We eat the bread that we believe is Jesus and even if we get on some sort of a spiritual high (and in the past I have done just that) then we return to real life, to ordinary life and not only is life mundane but we are still flawed and mundane too. So is Wisdom a liar? Is it really just a one night stand? At times I have felt that as well, I have felt that this whole “faith” deal that I have been seduced into is a huge con and I have felt very angry. And when we read on about Solomon, sure he did some impressive things but he’s not perfect ever after.

But then when we get back to Wisdom she asked us to leave aside that immaturity; the need for constant reassurance and convenient on-demand grace, the expectation that God will take all the responsibility for this relationship and we don’t have to work at it at all. If I am honest I don’t always “work at it”; I used to dutifully “pray” every day, by set formulas that I was taught and that I did to prove my commitment and I used to beat myself up about how much my mind wanders during those times. What I did I did out of guilt and feelings of unworthiness, out of a commitment that was more fear than love.

Now as a border-line atheist…well not a very good one…I rarely force myself to pray. Now prayer is more something I fall into when I walk in nature, or at work when I am patting the children to sleep or late at night at my best friend’s house when my head is spinning with the wine the writer of Ephesians doesn’t think I should be drinking. And at church too when the vibe happens to be right. I fall into a prayer which may be hard to give words to- or which might just quote words of songs or bible texts, poetry or something I read. I fall into prayer that says “I am here, please help me find meaning in that” prayer that says “please let me feel that you are here”, prayer that says “I want things to be different” “I want to be different” and lately preciously “I now know you love me and I want to weep with relief at that knowledge”

And from moment to moment I have not always been able to find traces of grace in my life, I have not always felt the transformative presence of God and I will still have the grey empty days of weeping and the night terrors of God’s absence. Part of any relationship is absence, emptiness and disconnection after all (it took me a long, long time to accept that). From moment to moment I can’t and don’t believe that I have eaten something remarkable, the bread of life. But when I fall into prayer (like falling in love) then I trace the eternity within that moment not only as an ecstasy or euphoria (which marked more of my “spiritual” experiences early in life) but as a quiet acceptance of self and other and a quiet dissatisfaction with injustice that I feel was planted in me the first time I met Wisdom and now makes up most of what I acknowledge as my identity (even though I don’t always know what to do about it).

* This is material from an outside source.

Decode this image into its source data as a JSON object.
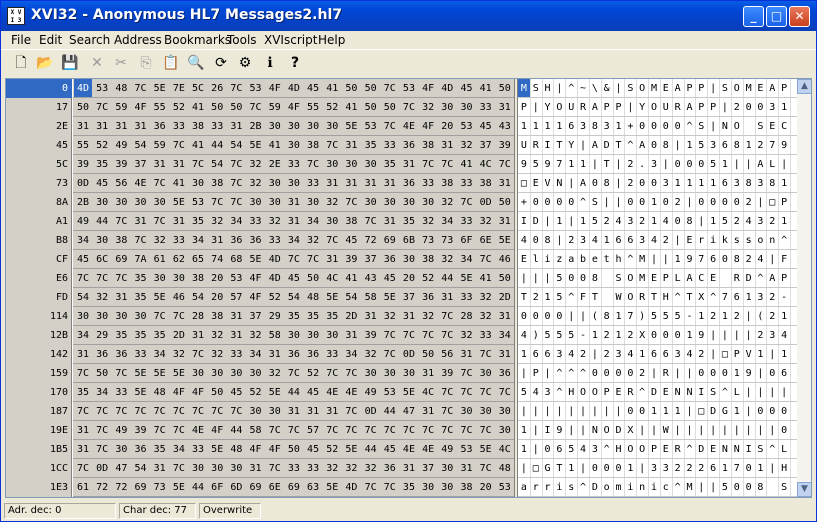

And when I look at the journey of my 3 year old self, my childhood, adolescence, turmoils of my early adulthood to middle-aged me – at the same time that the aging process begins to make ideas of “eternity” more ridiculous than ever there is some sort of faithfulness and stubbornness by the presence of God that makes me cautiously hope there is meaning somewhere in the journey. And why would an eternal God be faithful to a slow-learning and non-eternal me? So I am always up for some of Wisdom’s bread and wine and transformative possibility.